4. God can use unjust laws and leaders to refine His compromised Church.
Some of us may feel that all these restrictions are an unjust infringement on our freedom of worship. I empathize with these feelings. As you know, we have exercised civil disobedience on occasion and may do so again if we feel we must. I do desire consistency from government, and am concerned when churches are treated as less essential than casinos, for instance. It is not about meeting in a specific building. It is about churches being able to gather in-person in some way to worship, and I am heartened that there is current provision made for this. This is why we are investing a significant amount of money in a tent. We sense that there is still a significant season of out-door worship and we want to help keep people sheltered from the elements.

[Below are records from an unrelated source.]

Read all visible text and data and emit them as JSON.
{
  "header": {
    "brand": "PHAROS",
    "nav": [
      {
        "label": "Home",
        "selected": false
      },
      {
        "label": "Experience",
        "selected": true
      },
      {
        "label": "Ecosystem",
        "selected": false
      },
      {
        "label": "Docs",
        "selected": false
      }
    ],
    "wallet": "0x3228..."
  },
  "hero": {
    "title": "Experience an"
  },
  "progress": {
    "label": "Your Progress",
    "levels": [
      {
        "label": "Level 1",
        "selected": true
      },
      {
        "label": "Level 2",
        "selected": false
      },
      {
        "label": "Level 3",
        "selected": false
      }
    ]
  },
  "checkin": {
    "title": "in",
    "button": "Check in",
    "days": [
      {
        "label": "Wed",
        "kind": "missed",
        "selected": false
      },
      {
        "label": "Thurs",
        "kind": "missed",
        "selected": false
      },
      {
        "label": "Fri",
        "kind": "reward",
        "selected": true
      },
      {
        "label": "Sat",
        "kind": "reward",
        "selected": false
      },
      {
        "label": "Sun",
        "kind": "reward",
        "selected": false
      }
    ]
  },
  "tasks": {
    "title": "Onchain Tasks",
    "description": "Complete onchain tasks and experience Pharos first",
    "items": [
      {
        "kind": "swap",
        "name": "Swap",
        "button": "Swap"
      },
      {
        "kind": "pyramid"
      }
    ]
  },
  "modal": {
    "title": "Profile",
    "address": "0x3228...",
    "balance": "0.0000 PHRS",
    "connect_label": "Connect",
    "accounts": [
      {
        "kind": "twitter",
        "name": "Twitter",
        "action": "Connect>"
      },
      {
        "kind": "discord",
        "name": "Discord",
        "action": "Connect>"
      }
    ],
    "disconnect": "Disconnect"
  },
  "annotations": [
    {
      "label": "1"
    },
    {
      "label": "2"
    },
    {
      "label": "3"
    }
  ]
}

Is having to meet outdoors when we have a perfectly good building, unjust? Perhaps. But we have seen some amazing gospel dynamics at work as we've gathered in this way. Our visitor engagement and the curiosity factor from outsiders has increased. We've grown in boldness and flexibility as a church because of it. We also see in Scripture that God often used unjust leaders and laws to refine His people when they had become compromised. I am persuaded that God is at work in these difficult days to produce more rugged, agile and sacrificial disciples of Jesus who bear greater resemblance to the first disciples of Jesus. If this is what He is doing, then I'm all in! Can we be all in, together?
The Class of 2020 is going to produce formidable disciples, I'm sure of it.
So, let's not shrink back, be strong in His grace and receive His reward for faithfulness.